[Web page and app entries]
▬▬▬▬▬▬
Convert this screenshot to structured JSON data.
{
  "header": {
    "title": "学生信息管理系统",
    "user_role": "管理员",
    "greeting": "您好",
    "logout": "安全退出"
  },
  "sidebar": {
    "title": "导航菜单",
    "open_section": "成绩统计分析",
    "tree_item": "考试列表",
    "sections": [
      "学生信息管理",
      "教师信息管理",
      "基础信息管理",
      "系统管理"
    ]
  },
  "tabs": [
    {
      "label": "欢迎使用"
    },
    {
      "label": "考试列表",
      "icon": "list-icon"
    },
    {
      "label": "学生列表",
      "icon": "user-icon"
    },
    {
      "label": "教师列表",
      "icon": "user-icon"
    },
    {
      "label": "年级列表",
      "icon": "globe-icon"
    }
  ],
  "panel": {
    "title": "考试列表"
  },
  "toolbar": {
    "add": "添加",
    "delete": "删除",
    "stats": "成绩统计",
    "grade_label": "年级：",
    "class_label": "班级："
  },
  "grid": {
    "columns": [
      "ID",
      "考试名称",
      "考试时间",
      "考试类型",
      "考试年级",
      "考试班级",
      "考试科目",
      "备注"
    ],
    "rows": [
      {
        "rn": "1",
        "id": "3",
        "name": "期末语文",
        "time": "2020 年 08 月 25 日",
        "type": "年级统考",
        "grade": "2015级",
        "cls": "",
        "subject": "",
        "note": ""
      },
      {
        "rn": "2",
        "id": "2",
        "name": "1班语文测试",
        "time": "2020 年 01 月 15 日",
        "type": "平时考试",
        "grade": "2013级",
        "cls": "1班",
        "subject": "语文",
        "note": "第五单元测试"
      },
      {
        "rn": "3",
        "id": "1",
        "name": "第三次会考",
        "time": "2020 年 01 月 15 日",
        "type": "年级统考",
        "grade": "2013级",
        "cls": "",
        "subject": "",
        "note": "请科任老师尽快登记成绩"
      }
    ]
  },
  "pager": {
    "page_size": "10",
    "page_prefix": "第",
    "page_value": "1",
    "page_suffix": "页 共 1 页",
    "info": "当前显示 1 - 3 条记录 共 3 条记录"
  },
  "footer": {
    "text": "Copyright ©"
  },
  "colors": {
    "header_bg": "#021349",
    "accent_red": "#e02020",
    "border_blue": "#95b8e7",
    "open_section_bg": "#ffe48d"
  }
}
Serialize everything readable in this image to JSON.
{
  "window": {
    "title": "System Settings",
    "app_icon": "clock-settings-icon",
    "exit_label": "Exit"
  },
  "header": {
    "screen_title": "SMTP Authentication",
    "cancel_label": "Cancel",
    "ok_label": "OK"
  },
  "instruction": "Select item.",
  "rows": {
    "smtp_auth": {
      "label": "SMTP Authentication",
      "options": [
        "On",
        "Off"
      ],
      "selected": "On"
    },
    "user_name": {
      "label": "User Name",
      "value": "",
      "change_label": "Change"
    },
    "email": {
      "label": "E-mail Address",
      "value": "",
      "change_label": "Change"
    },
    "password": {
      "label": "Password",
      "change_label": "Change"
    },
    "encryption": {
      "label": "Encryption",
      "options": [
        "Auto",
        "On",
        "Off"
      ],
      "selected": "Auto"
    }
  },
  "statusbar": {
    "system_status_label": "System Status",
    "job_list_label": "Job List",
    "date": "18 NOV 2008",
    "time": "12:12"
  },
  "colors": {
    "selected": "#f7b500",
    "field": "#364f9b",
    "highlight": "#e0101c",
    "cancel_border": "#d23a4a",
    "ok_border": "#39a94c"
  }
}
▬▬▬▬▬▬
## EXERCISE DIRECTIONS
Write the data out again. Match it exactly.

## SOLUTION TO THIS EXERCISE
Convert this screenshot to structured JSON data.
{
  "header": {
    "title": "学生信息管理系统",
    "user_role": "管理员",
    "greeting": "您好",
    "logout": "安全退出"
  },
  "sidebar": {
    "title": "导航菜单",
    "open_section": "成绩统计分析",
    "tree_item": "考试列表",
    "sections": [
      "学生信息管理",
      "教师信息管理",
      "基础信息管理",
      "系统管理"
    ]
  },
  "tabs": [
    {
      "label": "欢迎使用"
    },
    {
      "label": "考试列表",
      "icon": "list-icon"
    },
    {
      "label": "学生列表",
      "icon": "user-icon"
    },
    {
      "label": "教师列表",
      "icon": "user-icon"
    },
    {
      "label": "年级列表",
      "icon": "globe-icon"
    }
  ],
  "panel": {
    "title": "考试列表"
  },
  "toolbar": {
    "add": "添加",
    "delete": "删除",
    "stats": "成绩统计",
    "grade_label": "年级：",
    "class_label": "班级："
  },
  "grid": {
    "columns": [
      "ID",
      "考试名称",
      "考试时间",
      "考试类型",
      "考试年级",
      "考试班级",
      "考试科目",
      "备注"
    ],
    "rows": [
      {
        "rn": "1",
        "id": "3",
        "name": "期末语文",
        "time": "2020 年 08 月 25 日",
        "type": "年级统考",
        "grade": "2015级",
        "cls": "",
        "subject": "",
        "note": ""
      },
      {
        "rn": "2",
        "id": "2",
        "name": "1班语文测试",
        "time": "2020 年 01 月 15 日",
        "type": "平时考试",
        "grade": "2013级",
        "cls": "1班",
        "subject": "语文",
        "note": "第五单元测试"
      },
      {
        "rn": "3",
        "id": "1",
        "name": "第三次会考",
        "time": "2020 年 01 月 15 日",
        "type": "年级统考",
        "grade": "2013级",
        "cls": "",
        "subject": "",
        "note": "请科任老师尽快登记成绩"
      }
    ]
  },
  "pager": {
    "page_size": "10",
    "page_prefix": "第",
    "page_value": "1",
    "page_suffix": "页 共 1 页",
    "info": "当前显示 1 - 3 条记录 共 3 条记录"
  },
  "footer": {
    "text": "Copyright ©"
  },
  "colors": {
    "header_bg": "#021349",
    "accent_red": "#e02020",
    "border_blue": "#95b8e7",
    "open_section_bg": "#ffe48d"
  }
}
Serialize everything readable in this image to JSON.
{
  "window": {
    "title": "System Settings",
    "app_icon": "clock-settings-icon",
    "exit_label": "Exit"
  },
  "header": {
    "screen_title": "SMTP Authentication",
    "cancel_label": "Cancel",
    "ok_label": "OK"
  },
  "instruction": "Select item.",
  "rows": {
    "smtp_auth": {
      "label": "SMTP Authentication",
      "options": [
        "On",
        "Off"
      ],
      "selected": "On"
    },
    "user_name": {
      "label": "User Name",
      "value": "",
      "change_label": "Change"
    },
    "email": {
      "label": "E-mail Address",
      "value": "",
      "change_label": "Change"
    },
    "password": {
      "label": "Password",
      "change_label": "Change"
    },
    "encryption": {
      "label": "Encryption",
      "options": [
        "Auto",
        "On",
        "Off"
      ],
      "selected": "Auto"
    }
  },
  "statusbar": {
    "system_status_label": "System Status",
    "job_list_label": "Job List",
    "date": "18 NOV 2008",
    "time": "12:12"
  },
  "colors": {
    "selected": "#f7b500",
    "field": "#364f9b",
    "highlight": "#e0101c",
    "cancel_border": "#d23a4a",
    "ok_border": "#39a94c"
  }
}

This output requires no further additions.